Looking for an inspection copy?
This title is not currently available on inspection
Controversial for centuries, the route across the Alps taken by Hannibal, his Carthaginian army and his famous elephants in 218 BCE formed the basis of an extended scholarly dispute between William John Law (1786–1869) and Robert Ellis (1819/20–85). Fought in the pages of books and the Journal of Classical and Sacred Philology, their exchanges lasted several years. Ellis' Treatise on Hannibal's Passage of the Alps (1853) and An Enquiry into the Ancient Routes between Italy and Gaul (1867) are also reissued in this series. Published in 1866, this two-volume work was Law's major contribution to the debate, examining the various theories and historical accounts. Modern scholarship has questioned, however, whether either man was right. Volume 2 examines the writings of Livy, comparing them to those of Polybius and determining which of the two can be deemed to be the more reliable. Law then draws his final conclusions.
Not yet reviewed
Be the first to review
Review was not posted due to profanity×
- Date Published: November 2014
- format: Paperback
- isbn: 9781108079501
- length: 328 pages
- dimensions: 216 x 140 x 19 mm
- weight: 0.42kg
- contains: 1 map
- availability: Available
Table of Contents
Part VIII. Knowledge of the Alps in Early Times:
1. Strabo on the Alps
2. The Salassian hyperbasis of Strabo
3. The Taurinian hyperbasis of Strabo
4. Polybius knew no Taurinian hyperbasis
5. The Po and the Doria of Strabo
6. The Po and the Doria of Strabo (cont.)
7. Mr Ellis on the early use of the Little Mont Cenis
8. Mr Ellis on the Little Mont Cenis
9. Mr Ellis on the Mont Cenis
Part IX. Interpretation of Livy:
2. March from the Isère
3. The march continued
4. Druentia is the Durance
5. Identity of tracks is disproved
Part X. Two Peculiar Theories:
1. Theory of M. le Comte de Fortia d'Urban
2. Of M. Replat
Part XI. Conciliation Fails:
1. We must select between the two historians
2. Livy founds his hypothesis on the words of Cincius
3. No writer prior to Livy favours his hypothesis
Part XII. Cause of Doubt:

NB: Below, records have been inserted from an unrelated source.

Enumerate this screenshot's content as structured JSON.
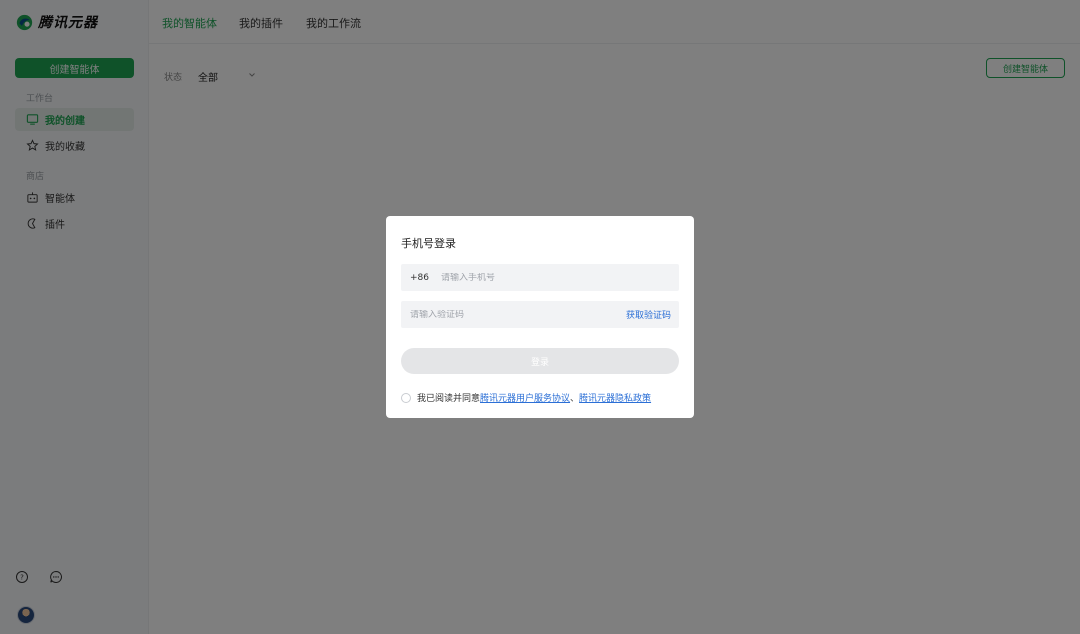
{
  "app": {
    "logo_text": "腾讯元器"
  },
  "sidebar": {
    "create_button": "创建智能体",
    "section_workbench": "工作台",
    "my_created": "我的创建",
    "my_favorites": "我的收藏",
    "section_store": "商店",
    "agents": "智能体",
    "plugins": "插件"
  },
  "topbar": {
    "tabs": [
      "我的智能体",
      "我的插件",
      "我的工作流"
    ]
  },
  "main": {
    "filter_label": "状态",
    "filter_value": "全部",
    "create_button": "创建智能体"
  },
  "modal": {
    "title": "手机号登录",
    "phone_prefix": "+86",
    "phone_placeholder": "请输入手机号",
    "code_placeholder": "请输入验证码",
    "get_code": "获取验证码",
    "login_button": "登录",
    "agree_text": "我已阅读并同意",
    "terms_link": "腾讯元器用户服务协议",
    "separator": "、",
    "privacy_link": "腾讯元器隐私政策"
  },
  "colors": {
    "accent": "#1fa453",
    "link": "#2b6fd6",
    "overlay": "rgba(0,0,0,0.5)"
  }
}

1. Doubt has come through neglect of Polybius
2. Arnold recognised the truth
Find resources associated with this titleYour search for '' returned .
Type Name Unlocked * Format Size

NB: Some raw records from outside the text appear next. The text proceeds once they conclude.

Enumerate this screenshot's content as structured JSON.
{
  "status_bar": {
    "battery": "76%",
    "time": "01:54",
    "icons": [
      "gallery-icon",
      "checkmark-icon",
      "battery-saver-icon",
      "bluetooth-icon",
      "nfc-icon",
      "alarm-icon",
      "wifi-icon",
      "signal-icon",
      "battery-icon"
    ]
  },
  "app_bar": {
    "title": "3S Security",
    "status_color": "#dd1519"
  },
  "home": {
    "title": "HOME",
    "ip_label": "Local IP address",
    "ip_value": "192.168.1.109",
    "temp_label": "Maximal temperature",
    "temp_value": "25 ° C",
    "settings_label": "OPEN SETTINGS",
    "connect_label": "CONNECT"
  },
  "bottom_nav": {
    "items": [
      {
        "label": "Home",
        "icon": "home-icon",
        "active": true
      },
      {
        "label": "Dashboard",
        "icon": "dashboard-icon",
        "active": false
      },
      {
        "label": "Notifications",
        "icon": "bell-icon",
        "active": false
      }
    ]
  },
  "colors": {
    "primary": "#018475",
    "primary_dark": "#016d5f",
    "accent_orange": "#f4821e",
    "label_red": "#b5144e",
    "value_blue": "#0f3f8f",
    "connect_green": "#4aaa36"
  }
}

This title is supported by one or more locked resources. Access to locked resources is granted exclusively by Cambridge University Press to lecturers whose faculty status has been verified. To gain access to locked resources, lecturers should sign in to or register for a Cambridge user account.

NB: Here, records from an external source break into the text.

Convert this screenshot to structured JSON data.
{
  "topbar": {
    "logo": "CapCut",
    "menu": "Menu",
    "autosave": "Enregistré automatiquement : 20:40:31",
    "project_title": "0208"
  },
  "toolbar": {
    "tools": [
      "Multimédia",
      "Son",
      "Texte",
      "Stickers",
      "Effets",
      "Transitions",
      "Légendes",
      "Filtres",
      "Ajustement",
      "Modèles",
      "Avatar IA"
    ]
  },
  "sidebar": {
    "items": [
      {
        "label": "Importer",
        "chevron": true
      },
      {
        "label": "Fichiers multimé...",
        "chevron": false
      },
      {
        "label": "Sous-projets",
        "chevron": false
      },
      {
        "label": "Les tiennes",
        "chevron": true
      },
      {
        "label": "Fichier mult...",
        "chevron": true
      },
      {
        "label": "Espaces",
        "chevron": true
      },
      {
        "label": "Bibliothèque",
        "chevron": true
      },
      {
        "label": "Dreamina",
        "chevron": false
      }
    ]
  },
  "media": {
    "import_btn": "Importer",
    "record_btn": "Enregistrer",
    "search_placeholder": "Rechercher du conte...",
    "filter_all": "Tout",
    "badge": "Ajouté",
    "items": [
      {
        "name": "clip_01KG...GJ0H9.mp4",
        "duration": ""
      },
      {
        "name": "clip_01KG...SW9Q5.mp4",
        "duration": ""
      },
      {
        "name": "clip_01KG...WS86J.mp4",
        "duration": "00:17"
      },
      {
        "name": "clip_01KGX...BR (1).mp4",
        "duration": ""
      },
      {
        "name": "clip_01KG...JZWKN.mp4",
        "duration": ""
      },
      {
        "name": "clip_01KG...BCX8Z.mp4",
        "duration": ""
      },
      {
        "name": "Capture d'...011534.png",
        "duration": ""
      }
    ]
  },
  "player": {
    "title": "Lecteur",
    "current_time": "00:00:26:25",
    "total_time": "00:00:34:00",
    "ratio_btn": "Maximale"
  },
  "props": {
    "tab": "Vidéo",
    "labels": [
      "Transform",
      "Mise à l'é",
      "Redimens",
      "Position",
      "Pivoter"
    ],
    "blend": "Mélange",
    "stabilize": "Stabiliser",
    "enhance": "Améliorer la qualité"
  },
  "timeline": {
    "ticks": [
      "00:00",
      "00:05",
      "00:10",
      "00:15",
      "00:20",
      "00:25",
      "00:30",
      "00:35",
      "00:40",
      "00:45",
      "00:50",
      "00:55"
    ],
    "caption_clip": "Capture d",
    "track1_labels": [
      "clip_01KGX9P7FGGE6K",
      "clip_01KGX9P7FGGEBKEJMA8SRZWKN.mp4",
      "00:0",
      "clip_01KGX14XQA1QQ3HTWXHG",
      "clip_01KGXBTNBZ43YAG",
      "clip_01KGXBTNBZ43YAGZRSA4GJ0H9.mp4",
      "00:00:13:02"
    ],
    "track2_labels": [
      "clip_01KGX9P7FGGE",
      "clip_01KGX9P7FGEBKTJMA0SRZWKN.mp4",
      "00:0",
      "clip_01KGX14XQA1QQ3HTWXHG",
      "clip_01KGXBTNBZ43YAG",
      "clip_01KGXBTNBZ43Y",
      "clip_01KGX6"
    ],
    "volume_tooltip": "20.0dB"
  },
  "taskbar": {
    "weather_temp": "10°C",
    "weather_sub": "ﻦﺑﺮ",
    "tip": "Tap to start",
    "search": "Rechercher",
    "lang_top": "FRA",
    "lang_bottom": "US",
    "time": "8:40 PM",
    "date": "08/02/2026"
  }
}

Please use locked resources responsibly and exercise your professional discretion when choosing how you share these materials with your students. Other lecturers may wish to use locked resources for assessment purposes and their usefulness is undermined when the source files (for example, solution manuals or test banks) are shared online or via social networks.
Supplementary resources are subject to copyright. Lecturers are permitted to view, print or download these resources for use in their teaching, but may not change them or use them for commercial gain.
If you are having problems accessing these resources please contact firstname.lastname@example.org.
Sorry, this resource is locked
Please register or sign in to request access. If you are having problems accessing these resources please email email@example.comRegister Sign in
You are now leaving the Cambridge University Press website. Your eBook purchase and download will be completed by our partner www.ebooks.com. Please see the permission section of the www.ebooks.com catalogue page for details of the print & copy limits on our eBooks.Continue ×
Are you sure you want to delete your account?
This cannot be undone.
Thank you for your feedback which will help us improve our service.
If you requested a response, we will make sure to get back to you shortly.×